In the heart of the Penn Quarter section of Washington, D.C near Chinatown sits one of the gems of the Smithsonian—the National Portrait Gallery.
It doesn’t gather crowds quite like the Verizon Center across the street where the NBA’s Wizards play, and it doesn’t get top billing like the Air and Space or Natural History museums on the Mall. But the National Portrait Gallery is fascinating.
If you enter the F street entrance, hang a right, and head toward the end of the hall, you’ll find the American Origins collection—portraits of American leaders that include inventors, explorers, politicians, and even pastors. You’ll find the likenesses of William Clark and Meriwether Lewis, Henry Clay, Daniel Boone, Sojourner Truth, Abraham Lincoln and his socially awkward wife, Mary Todd. And so far, I’ve only named portraits with some connection to Kentucky. Once you’ve had your history bug satisfied, you can head upstairs to the third floor Mezzanine where you’ll find the Champions and Bravo! exhibitions depicting American athletes and the stars of film and television. The portrait gallery is for anyone who loves people watching, because it allows you to watch people through time.
Writing about the gallery makes me want to go back. Being in a room full of faces gives me a sense of what I have in common with all humanity. You see our family resemblance in every portrait—two eyes, a nose, the varying yet familiar expressions of a human face. We are one. Yet we’re so different. The gallery contains pictures of human failure. And it holds the portraits of men and women of strength. Why are we so fascinated with faces?
Maybe it’s because God created faces so that we can see beyond them. In Genesis 1:26, God declared, “Let us make mankind in our image, in our likeness…” Those two words… likeness and image… teach us something really important.
Every face we see is a window through which we can see the face of God.

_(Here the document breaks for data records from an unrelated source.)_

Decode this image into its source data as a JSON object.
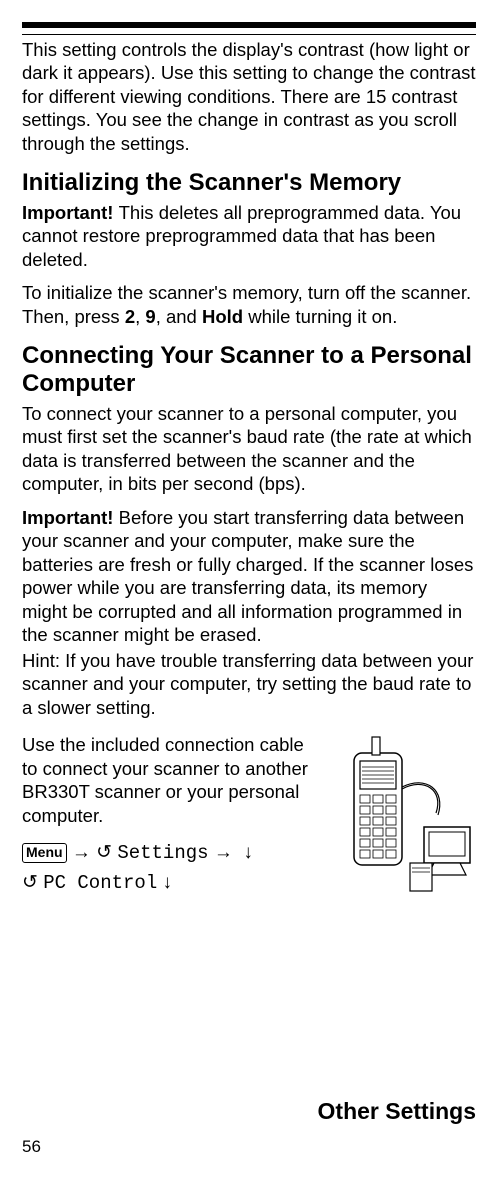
{
  "top_para": "This setting controls the display's contrast (how light or dark it appears). Use this setting to change the contrast for different viewing conditions. There are 15 contrast settings. You see the change in contrast as you scroll through the settings.",
  "h1": "Initializing the Scanner's Memory",
  "imp1_prefix": "Important! ",
  "imp1_body": "This deletes all preprogrammed data. You cannot restore preprogrammed data that has been deleted.",
  "init_a": "To initialize the scanner's memory, turn off the scanner. Then, press ",
  "key2": "2",
  "init_b": ", ",
  "key9": "9",
  "init_c": ", and ",
  "hold": "Hold",
  "init_d": " while turning it on.",
  "h2": "Connecting Your Scanner to a Personal Computer",
  "conn1": "To connect your scanner to a personal computer, you must first set the scanner's baud rate (the rate at which data is transferred between the scanner and the computer, in bits per second (bps).",
  "imp2_prefix": "Important! ",
  "imp2_body": "Before you start transferring data between your scanner and your computer, make sure the batteries are fresh or fully charged. If the scanner loses power while you are transferring data, its memory might be corrupted and all information programmed in the scanner might be erased.",
  "hint": "Hint: If you have trouble transferring data between your scanner and your computer, try setting the baud rate to a slower setting.",
  "use_cable": "Use the included connection cable to connect your scanner to another BR330T scanner or your personal computer.",
  "menu_label": "Menu",
  "settings": "Settings",
  "pc_control": "PC Control",
  "footer": "Other Settings",
  "page": "56"
}
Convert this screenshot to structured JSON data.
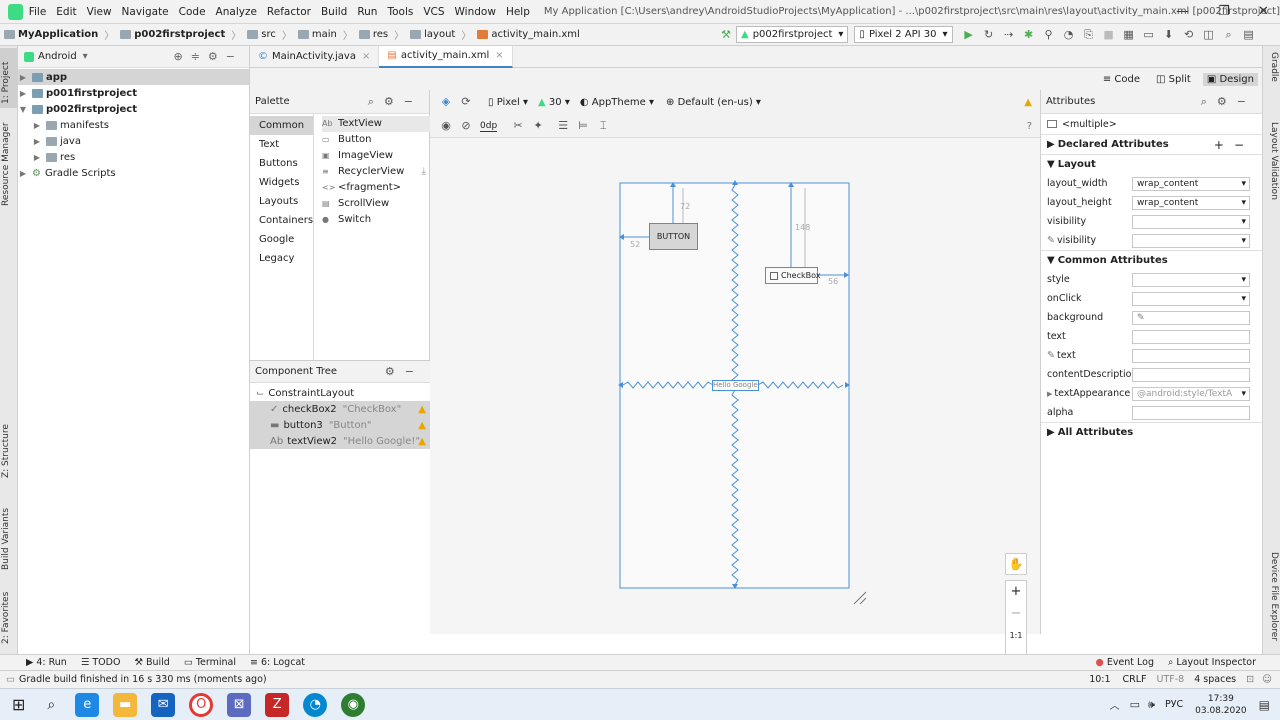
{
  "menubar": {
    "items": [
      "File",
      "Edit",
      "View",
      "Navigate",
      "Code",
      "Analyze",
      "Refactor",
      "Build",
      "Run",
      "Tools",
      "VCS",
      "Window",
      "Help"
    ],
    "title": "My Application [C:\\Users\\andrey\\AndroidStudioProjects\\MyApplication] - ...\\p002firstproject\\src\\main\\res\\layout\\activity_main.xml [p002firstproject]"
  },
  "navbar": {
    "crumbs": [
      "MyApplication",
      "p002firstproject",
      "src",
      "main",
      "res",
      "layout",
      "activity_main.xml"
    ],
    "run_config": "p002firstproject",
    "device": "Pixel 2 API 30"
  },
  "side_left": {
    "project": "1: Project",
    "resource": "Resource Manager",
    "structure": "Z: Structure",
    "variants": "Build Variants",
    "favorites": "2: Favorites"
  },
  "side_right": {
    "gradle": "Gradle",
    "layout_validation": "Layout Validation",
    "device_explorer": "Device File Explorer"
  },
  "project": {
    "view": "Android",
    "tree": [
      "app",
      "p001firstproject",
      "p002firstproject",
      "manifests",
      "java",
      "res",
      "Gradle Scripts"
    ]
  },
  "tabs": [
    "MainActivity.java",
    "activity_main.xml"
  ],
  "modes": [
    "Code",
    "Split",
    "Design"
  ],
  "palette": {
    "title": "Palette",
    "categories": [
      "Common",
      "Text",
      "Buttons",
      "Widgets",
      "Layouts",
      "Containers",
      "Google",
      "Legacy"
    ],
    "items": [
      "TextView",
      "Button",
      "ImageView",
      "RecyclerView",
      "<fragment>",
      "ScrollView",
      "Switch"
    ],
    "item_icons": [
      "Ab",
      "▭",
      "▣",
      "≡",
      "<>",
      "▤",
      "●"
    ]
  },
  "component_tree": {
    "title": "Component Tree",
    "root": "ConstraintLayout",
    "children": [
      {
        "name": "checkBox2",
        "text": "\"CheckBox\""
      },
      {
        "name": "button3",
        "text": "\"Button\""
      },
      {
        "name": "textView2",
        "text": "\"Hello Google!\""
      }
    ]
  },
  "design_toolbar": {
    "device": "Pixel",
    "api": "30",
    "theme": "AppTheme",
    "locale": "Default (en-us)",
    "margin": "0dp"
  },
  "canvas": {
    "button_label": "BUTTON",
    "checkbox_label": "CheckBox",
    "textview_label": "Hello Google!",
    "dim_72": "72",
    "dim_52": "52",
    "dim_148": "148",
    "dim_56": "56"
  },
  "zoom": {
    "plus": "+",
    "minus": "−",
    "ratio": "1:1"
  },
  "attributes": {
    "title": "Attributes",
    "selection": "<multiple>",
    "declared": "Declared Attributes",
    "layout_section": "Layout",
    "layout_rows": [
      {
        "name": "layout_width",
        "value": "wrap_content"
      },
      {
        "name": "layout_height",
        "value": "wrap_content"
      },
      {
        "name": "visibility",
        "value": ""
      },
      {
        "name": "visibility",
        "value": ""
      }
    ],
    "common_section": "Common Attributes",
    "common_rows": [
      {
        "name": "style",
        "value": ""
      },
      {
        "name": "onClick",
        "value": ""
      },
      {
        "name": "background",
        "value": ""
      },
      {
        "name": "text",
        "value": ""
      },
      {
        "name": "text",
        "value": ""
      },
      {
        "name": "contentDescription",
        "value": ""
      },
      {
        "name": "textAppearance",
        "value": "@android:style/TextA"
      },
      {
        "name": "alpha",
        "value": ""
      }
    ],
    "all": "All Attributes"
  },
  "bottom_tools": {
    "run": "4: Run",
    "todo": "TODO",
    "build": "Build",
    "terminal": "Terminal",
    "logcat": "6: Logcat",
    "event_log": "Event Log",
    "layout_inspector": "Layout Inspector"
  },
  "status": {
    "message": "Gradle build finished in 16 s 330 ms (moments ago)",
    "position": "10:1",
    "line_sep": "CRLF",
    "encoding": "UTF-8",
    "indent": "4 spaces"
  },
  "taskbar": {
    "lang": "РУС",
    "time": "17:39",
    "date": "03.08.2020"
  },
  "colors": {
    "accent": "#4083c9",
    "warning": "#e6a700",
    "selection": "#d5d5d5",
    "blueprint": "#4a90d9"
  }
}
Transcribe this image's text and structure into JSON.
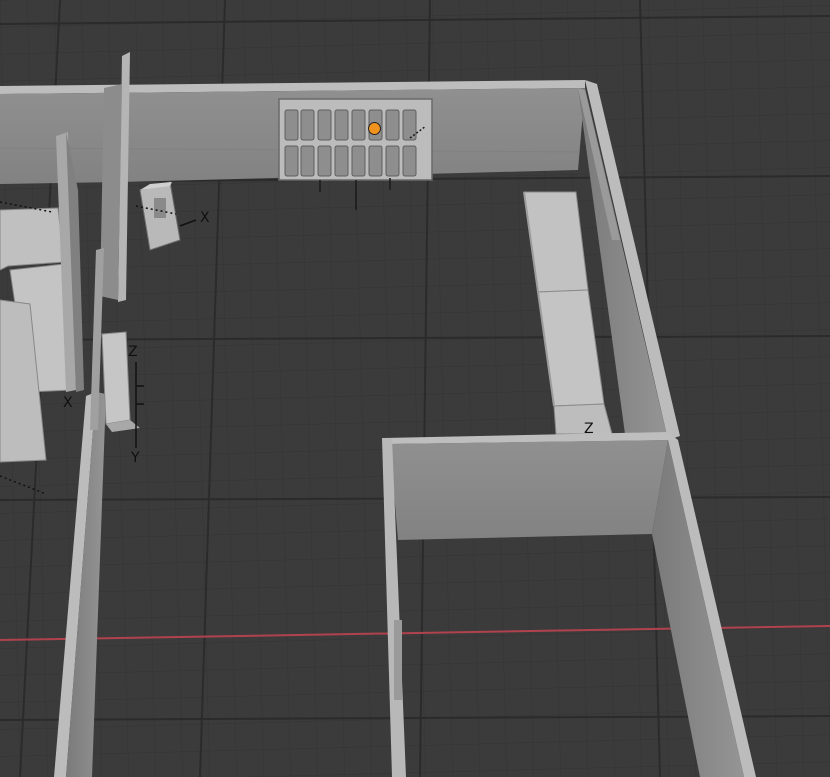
{
  "app": "3D viewport",
  "axis_labels": {
    "cabinet_x": "X",
    "locker_z": "Z",
    "locker_x": "X",
    "locker_y": "Y",
    "bench_z": "Z"
  },
  "colors": {
    "background": "#3b3b3b",
    "grid_line": "#2e2e2e",
    "x_axis_line": "#b0424e",
    "wall_top": "#b4b4b4",
    "wall_face": "#8c8c8c",
    "selection_origin": "#f0921e"
  },
  "icons": {
    "selected_object_origin": "origin-dot-icon"
  }
}
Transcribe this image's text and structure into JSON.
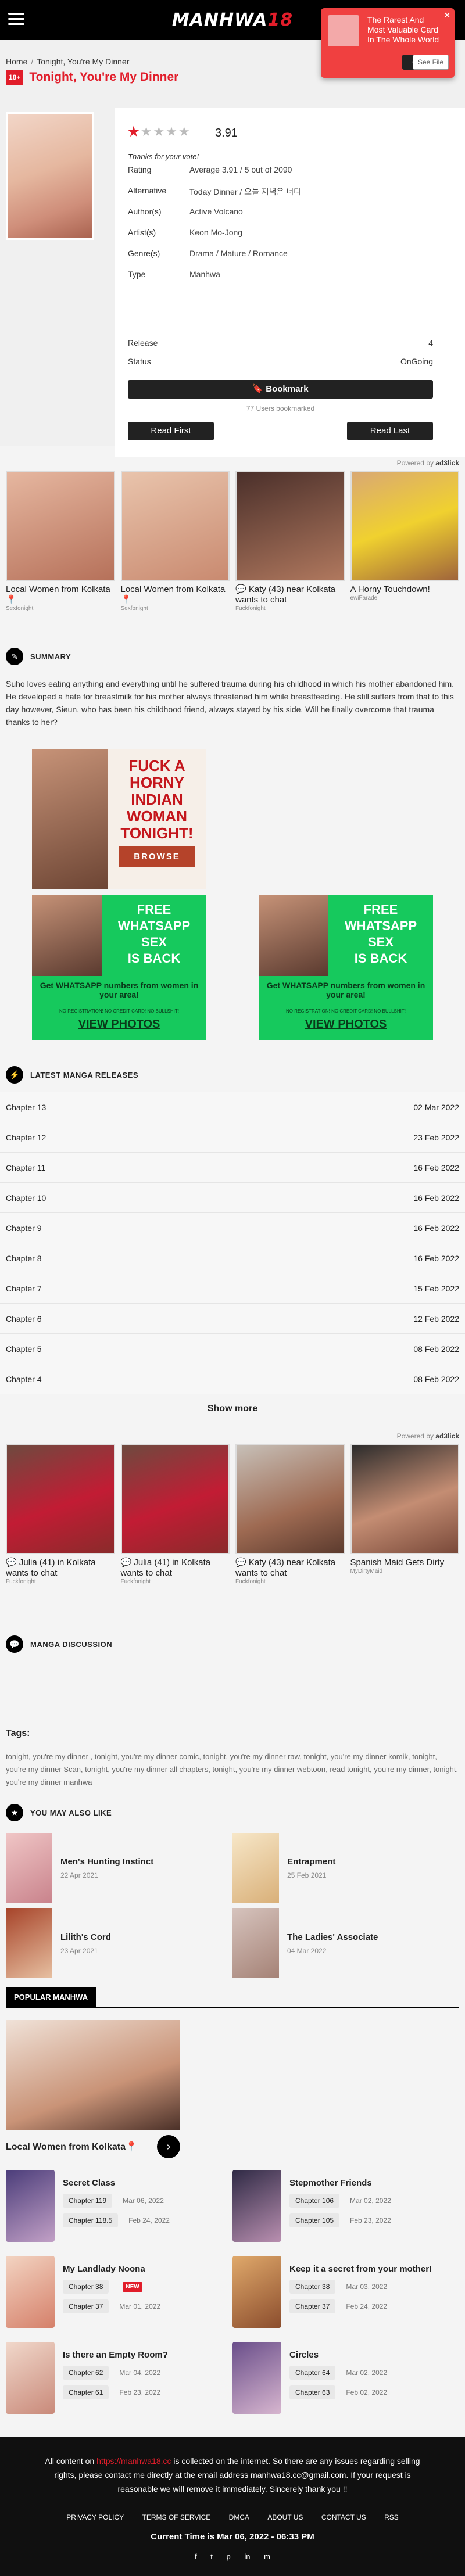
{
  "header": {
    "logo_text": "MANHWA",
    "logo_num": "18"
  },
  "notification": {
    "message": "The Rarest And Most Valuable Card In The Whole World",
    "open_label": "Open",
    "see_label": "See File",
    "close_label": "×"
  },
  "breadcrumb": {
    "home": "Home",
    "current": "Tonight, You're My Dinner",
    "sep": "/"
  },
  "manga": {
    "badge": "18+",
    "title": "Tonight, You're My Dinner",
    "rating_value": "3.91",
    "thanks": "Thanks for your vote!",
    "rating_label": "Rating",
    "rating_text": "Average 3.91 / 5 out of 2090",
    "alternative_label": "Alternative",
    "alternative": "Today Dinner / 오늘 저녁은 너다",
    "authors_label": "Author(s)",
    "authors": "Active Volcano",
    "artists_label": "Artist(s)",
    "artists": "Keon Mo-Jong",
    "genres_label": "Genre(s)",
    "genres": "Drama / Mature / Romance",
    "type_label": "Type",
    "type": "Manhwa",
    "release_label": "Release",
    "release": "4",
    "status_label": "Status",
    "status": "OnGoing",
    "bookmark_label": "Bookmark",
    "bookmark_count": "77 Users bookmarked",
    "read_first": "Read First",
    "read_last": "Read Last"
  },
  "powered": {
    "prefix": "Powered by",
    "brand": "ad3lick"
  },
  "ads_top": [
    {
      "title": "Local Women from Kolkata📍",
      "source": "Sexfonight"
    },
    {
      "title": "Local Women from Kolkata📍",
      "source": "Sexfonight"
    },
    {
      "title": "Katy (43) near Kolkata wants to chat",
      "source": "Fuckfonight"
    },
    {
      "title": "A Horny Touchdown!",
      "source": "ewiFarade"
    }
  ],
  "summary": {
    "heading": "SUMMARY",
    "text": "Suho loves eating anything and everything until he suffered trauma during his childhood in which his mother abandoned him. He developed a hate for breastmilk for his mother always threatened him while breastfeeding. He still suffers from that to this day however, Sieun, who has been his childhood friend, always stayed by his side. Will he finally overcome that trauma thanks to her?"
  },
  "banner": {
    "line1": "FUCK A",
    "line2": "HORNY",
    "line3": "INDIAN",
    "line4": "WOMAN",
    "line5": "TONIGHT!",
    "browse": "BROWSE"
  },
  "whatsapp": {
    "title1": "FREE",
    "title2": "WHATSAPP",
    "title3": "SEX",
    "title4": "IS BACK",
    "sub": "Get WHATSAPP numbers from women in your area!",
    "small": "NO REGISTRATION! NO CREDIT CARD! NO BULLSHIT!",
    "cta": "VIEW PHOTOS"
  },
  "releases": {
    "heading": "LATEST MANGA RELEASES",
    "items": [
      {
        "chapter": "Chapter 13",
        "date": "02 Mar 2022"
      },
      {
        "chapter": "Chapter 12",
        "date": "23 Feb 2022"
      },
      {
        "chapter": "Chapter 11",
        "date": "16 Feb 2022"
      },
      {
        "chapter": "Chapter 10",
        "date": "16 Feb 2022"
      },
      {
        "chapter": "Chapter 9",
        "date": "16 Feb 2022"
      },
      {
        "chapter": "Chapter 8",
        "date": "16 Feb 2022"
      },
      {
        "chapter": "Chapter 7",
        "date": "15 Feb 2022"
      },
      {
        "chapter": "Chapter 6",
        "date": "12 Feb 2022"
      },
      {
        "chapter": "Chapter 5",
        "date": "08 Feb 2022"
      },
      {
        "chapter": "Chapter 4",
        "date": "08 Feb 2022"
      }
    ],
    "show_more": "Show more"
  },
  "ads_mid": [
    {
      "title": "Julia (41) in Kolkata wants to chat",
      "source": "Fuckfonight"
    },
    {
      "title": "Julia (41) in Kolkata wants to chat",
      "source": "Fuckfonight"
    },
    {
      "title": "Katy (43) near Kolkata wants to chat",
      "source": "Fuckfonight"
    },
    {
      "title": "Spanish Maid Gets Dirty",
      "source": "MyDirtyMaid"
    }
  ],
  "discussion": {
    "heading": "MANGA DISCUSSION"
  },
  "tags": {
    "label": "Tags:",
    "text": "tonight, you're my dinner , tonight, you're my dinner comic, tonight, you're my dinner raw, tonight, you're my dinner komik, tonight, you're my dinner Scan, tonight, you're my dinner all chapters, tonight, you're my dinner webtoon, read tonight, you're my dinner, tonight, you're my dinner manhwa"
  },
  "also_like": {
    "heading": "YOU MAY ALSO LIKE",
    "items": [
      {
        "title": "Men's Hunting Instinct",
        "date": "22 Apr 2021"
      },
      {
        "title": "Entrapment",
        "date": "25 Feb 2021"
      },
      {
        "title": "Lilith's Cord",
        "date": "23 Apr 2021"
      },
      {
        "title": "The Ladies' Associate",
        "date": "04 Mar 2022"
      }
    ]
  },
  "popular": {
    "heading": "POPULAR MANHWA",
    "ad_title": "Local Women from Kolkata📍",
    "items": [
      {
        "title": "Secret Class",
        "c1": "Chapter 119",
        "d1": "Mar 06, 2022",
        "c2": "Chapter 118.5",
        "d2": "Feb 24, 2022",
        "new": ""
      },
      {
        "title": "Stepmother Friends",
        "c1": "Chapter 106",
        "d1": "Mar 02, 2022",
        "c2": "Chapter 105",
        "d2": "Feb 23, 2022",
        "new": ""
      },
      {
        "title": "My Landlady Noona",
        "c1": "Chapter 38",
        "d1": "NEW",
        "c2": "Chapter 37",
        "d2": "Mar 01, 2022",
        "new": "NEW"
      },
      {
        "title": "Keep it a secret from your mother!",
        "c1": "Chapter 38",
        "d1": "Mar 03, 2022",
        "c2": "Chapter 37",
        "d2": "Feb 24, 2022",
        "new": ""
      },
      {
        "title": "Is there an Empty Room?",
        "c1": "Chapter 62",
        "d1": "Mar 04, 2022",
        "c2": "Chapter 61",
        "d2": "Feb 23, 2022",
        "new": ""
      },
      {
        "title": "Circles",
        "c1": "Chapter 64",
        "d1": "Mar 02, 2022",
        "c2": "Chapter 63",
        "d2": "Feb 02, 2022",
        "new": ""
      }
    ]
  },
  "footer": {
    "text_before": "All content on ",
    "link": "https://manhwa18.cc",
    "text_after": " is collected on the internet. So there are any issues regarding selling rights, please contact me directly at the email address manhwa18.cc@gmail.com. If your request is reasonable we will remove it immediately. Sincerely thank you !!",
    "links": [
      "PRIVACY POLICY",
      "TERMS OF SERVICE",
      "DMCA",
      "ABOUT US",
      "CONTACT US",
      "RSS"
    ],
    "time": "Current Time is Mar 06, 2022 - 06:33 PM",
    "social": [
      "f",
      "t",
      "p",
      "in",
      "m"
    ]
  }
}
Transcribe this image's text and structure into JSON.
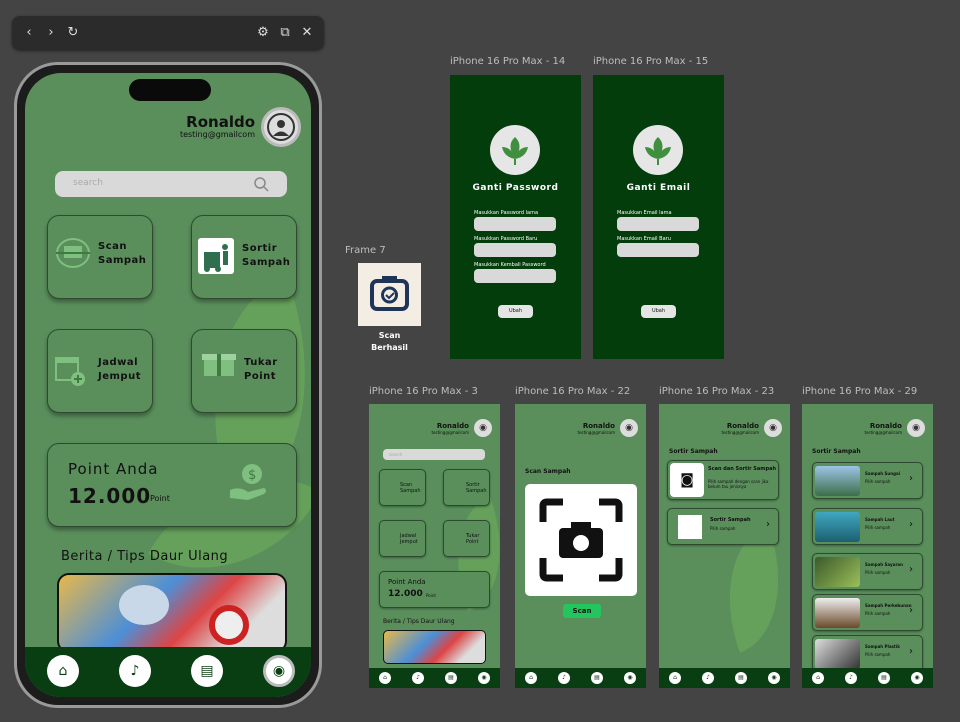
{
  "toolbar": {
    "back": "‹",
    "forward": "›",
    "reload": "↻",
    "settings": "⚙",
    "external": "⧉",
    "close": "✕"
  },
  "phone": {
    "user_name": "Ronaldo",
    "user_email": "testing@gmailcom",
    "search_placeholder": "search",
    "cards": [
      {
        "label": "Scan\nSampah",
        "icon": "scan-icon"
      },
      {
        "label": "Sortir\nSampah",
        "icon": "trash-bin-icon"
      },
      {
        "label": "Jadwal\nJemput",
        "icon": "calendar-icon"
      },
      {
        "label": "Tukar\nPoint",
        "icon": "gift-icon"
      }
    ],
    "point_title": "Point Anda",
    "point_value": "12.000",
    "point_unit": "Point",
    "news_title": "Berita / Tips Daur Ulang"
  },
  "frames": {
    "f14": {
      "label": "iPhone 16 Pro Max - 14",
      "title": "Ganti Password",
      "fields": [
        "Masukkan Password lama",
        "Masukkan Password Baru",
        "Masukkan Kembali Password"
      ],
      "button": "Ubah"
    },
    "f15": {
      "label": "iPhone 16 Pro Max - 15",
      "title": "Ganti Email",
      "fields": [
        "Masukkan Email lama",
        "Masukkan Email Baru"
      ],
      "button": "Ubah"
    },
    "f7": {
      "label": "Frame 7",
      "caption": "Scan\nBerhasil"
    },
    "f3": {
      "label": "iPhone 16 Pro Max - 3",
      "name": "Ronaldo",
      "email": "testing@gmailcom",
      "search": "search",
      "cards": [
        "Scan\nSampah",
        "Sortir\nSampah",
        "Jadwal\nJemput",
        "Tukar\nPoint"
      ],
      "point_title": "Point Anda",
      "point_value": "12.000",
      "point_unit": "Point",
      "news_title": "Berita / Tips Daur Ulang"
    },
    "f22": {
      "label": "iPhone 16 Pro Max - 22",
      "name": "Ronaldo",
      "email": "testing@gmailcom",
      "section": "Scan Sampah",
      "button": "Scan"
    },
    "f23": {
      "label": "iPhone 16 Pro Max - 23",
      "name": "Ronaldo",
      "email": "testing@gmailcom",
      "section": "Sortir Sampah",
      "items": [
        {
          "title": "Scan dan Sortir Sampah",
          "desc": "Pilih sampah dengan scan jika belum tau jenisnya"
        },
        {
          "title": "Sortir Sampah",
          "desc": "Pilih sampah"
        }
      ]
    },
    "f29": {
      "label": "iPhone 16 Pro Max - 29",
      "name": "Ronaldo",
      "email": "testing@gmailcom",
      "section": "Sortir Sampah",
      "items": [
        {
          "title": "Sampah Sungai",
          "desc": "Pilih sampah"
        },
        {
          "title": "Sampah Laut",
          "desc": "Pilih sampah"
        },
        {
          "title": "Sampah Sayuran",
          "desc": "Pilih sampah"
        },
        {
          "title": "Sampah Perkebunan",
          "desc": "Pilih sampah"
        },
        {
          "title": "Sampah Plastik",
          "desc": "Pilih sampah"
        }
      ]
    }
  },
  "colors": {
    "canvas": "#444444",
    "green": "#5a8f5c",
    "dark_green": "#033d0b",
    "nav": "#093d12",
    "accent": "#22c55e"
  }
}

That seems like something corny you’d put on your bathroom wall, but it’s true. God is our Father. He has placed his divine image in all of us. In the view of the psalmist, there has never been a time in any human life when God’s hand hasn’t been present. “For it was you who formed my inward parts; you knit me together in my mother’s womb. I praise you for I am fearfully and wonderfully made… Your eyes beheld my unformed substance. In your book were written all the days that were formed for me, when none of them as yet existed” (Psalm 139:13-14, 16).
Megan often reminds me that I have a tendency to define a person’s value in terms of their productivity and ability. I struggle to be drawn to people when they aren’t performing well. But God, by grace, doesn’t value us by our performance. He loves humanity simply because we are his. And he has created each person specifically to represent him in some way. It’s a dangerous trap that I can fall into as a minister–valuing ministry efficiency over the image-bearers God puts in my path. But God is glorified by each life He creates. So, when we’re with people, let’s watch for God’s face in them.
When you look at the people around you, do you look to see evidence of God’s work in their lives?
Do you believe that he has a purpose for your kids, your friends, your enemies?
Are you fascinated with finding his face in the faces you see every day?